A federal appeals court has held that a party in a patent appeals board proceeding can raise arguments made to the patent examiner whether or not the appellant raised the arguments. That means a party seeking to disqualify another party’s patent can bring up arguments besides those of the patent owner or those that underpinned the patent examiner’s ruling. The decision was a win for Rexnord Industries, which succeeded in striking down a patent owned by Habasit Belting Inc., which had sued Rexnord for infringement.
On January 23, the U.S. Court of Appeals for the Federal Circuit reversed a ruling by the U.S. Patent and Trademark Office Board of Patent Appeals and Interferences that Habasit’s invention is not obvious.

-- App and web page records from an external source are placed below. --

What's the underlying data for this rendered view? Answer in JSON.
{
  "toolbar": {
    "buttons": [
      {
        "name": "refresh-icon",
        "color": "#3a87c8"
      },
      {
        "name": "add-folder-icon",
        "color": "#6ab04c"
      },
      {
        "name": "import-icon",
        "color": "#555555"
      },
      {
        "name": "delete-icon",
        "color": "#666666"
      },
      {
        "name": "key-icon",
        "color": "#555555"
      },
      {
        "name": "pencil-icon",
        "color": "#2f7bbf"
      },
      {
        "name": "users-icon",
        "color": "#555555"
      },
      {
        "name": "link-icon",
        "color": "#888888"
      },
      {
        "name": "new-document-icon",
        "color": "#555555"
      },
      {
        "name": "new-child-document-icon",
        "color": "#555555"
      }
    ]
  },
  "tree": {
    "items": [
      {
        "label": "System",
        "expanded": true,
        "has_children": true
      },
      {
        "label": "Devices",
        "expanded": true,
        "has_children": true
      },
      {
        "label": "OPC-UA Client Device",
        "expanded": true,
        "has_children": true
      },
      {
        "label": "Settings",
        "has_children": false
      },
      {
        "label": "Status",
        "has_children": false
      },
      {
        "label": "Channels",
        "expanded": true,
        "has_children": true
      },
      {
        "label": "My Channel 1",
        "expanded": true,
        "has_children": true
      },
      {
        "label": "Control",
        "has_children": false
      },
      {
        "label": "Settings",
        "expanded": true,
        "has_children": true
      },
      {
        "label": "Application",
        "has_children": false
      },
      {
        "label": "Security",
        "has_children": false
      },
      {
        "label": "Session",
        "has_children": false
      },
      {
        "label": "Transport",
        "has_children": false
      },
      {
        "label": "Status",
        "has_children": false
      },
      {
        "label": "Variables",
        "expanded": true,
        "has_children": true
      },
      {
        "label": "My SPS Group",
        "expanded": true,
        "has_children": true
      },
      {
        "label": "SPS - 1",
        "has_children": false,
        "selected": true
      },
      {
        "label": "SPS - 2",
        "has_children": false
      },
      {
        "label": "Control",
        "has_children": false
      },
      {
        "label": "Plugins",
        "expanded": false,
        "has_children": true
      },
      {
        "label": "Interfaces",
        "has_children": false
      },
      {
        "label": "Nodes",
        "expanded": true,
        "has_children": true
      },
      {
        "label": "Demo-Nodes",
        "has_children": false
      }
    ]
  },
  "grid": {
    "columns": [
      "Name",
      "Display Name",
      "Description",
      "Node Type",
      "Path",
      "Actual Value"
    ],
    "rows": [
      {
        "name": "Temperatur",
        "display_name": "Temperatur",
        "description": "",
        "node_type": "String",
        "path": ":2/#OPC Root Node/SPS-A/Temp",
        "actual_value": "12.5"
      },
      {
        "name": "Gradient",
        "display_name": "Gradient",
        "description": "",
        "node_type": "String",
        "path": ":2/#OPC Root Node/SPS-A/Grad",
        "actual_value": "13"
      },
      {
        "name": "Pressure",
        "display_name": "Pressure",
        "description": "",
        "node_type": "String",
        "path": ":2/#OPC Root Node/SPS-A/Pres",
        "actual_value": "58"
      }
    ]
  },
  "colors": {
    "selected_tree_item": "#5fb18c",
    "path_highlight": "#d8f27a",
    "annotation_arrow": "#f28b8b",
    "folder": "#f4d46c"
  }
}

Even though the Federal Circuit did affirm the board’s ruling that the patent’s claims are not anticipated, it’s obviousness ruling invalidates the patent.
In its ruling in the case, Rexnord Industries LLC v Kappos, the Federal Circuit held that the patent appeals board erred by declining to consider Rexnord’s arguments to the patent examiner that Habasit did not raise on appeal.
Habasit sued Rexnord in Delaware federal court a decade ago for infringing its patent for a mechanical conveyor belt.
Rexnord asked the patent office to re-examine the patent, and the district court stayed the case in September 2005.
The examiner found all of Habasit’s claims unpatentable for anticipation and obviousness. In July 2010, the patent appeals board reversed that decision, finding the claims patentable.
In March 2011, the board rejected Rexnord’s rehearing request on the ground that Rexnord’s reasons for why Habasit’s claims were obvious were not the same as the examiner’s reasons.
Judge Pauline Newman wrote the First Circuit opinion, joined by Judges Alan Lourie and Sharon Prost.
“On judicial review, the correctness of the decision appealed from can be defended by the appellee on any ground that is supported by the record, whether or not the appellant raised the argument,” Newman wrote.
She concluded, “The Board erred in declining to consider the references presented for reexamination, and in declining to consider Rexnord’s arguments in support of the examiner’s decision.”
Rexnord’s lawyer, David Cross, a partner at Quarles & Brady, said the ruling stands for the proposition that a “basic rule of appellate practice applies within the patent office as well.”
“If the tribunal below says I win for reason A, but I had also a reason B and a reason C, even if the tribunal below did not address those or…ruled against me on those I can raise those arguments B and C as alternative reasons why I can win on appeal,” Cross said. “The accused infringer can argue that there were other alternative grounds that supported the examiner’s rejection of all the claims.”
Habasit’s lawyer Matthew Bailey, a Washington partner at McKenna Long & Aldridge, declined to comment.
The patent office also declined to comment.
Sheri Qualters can be contacted at firstname.lastname@example.org.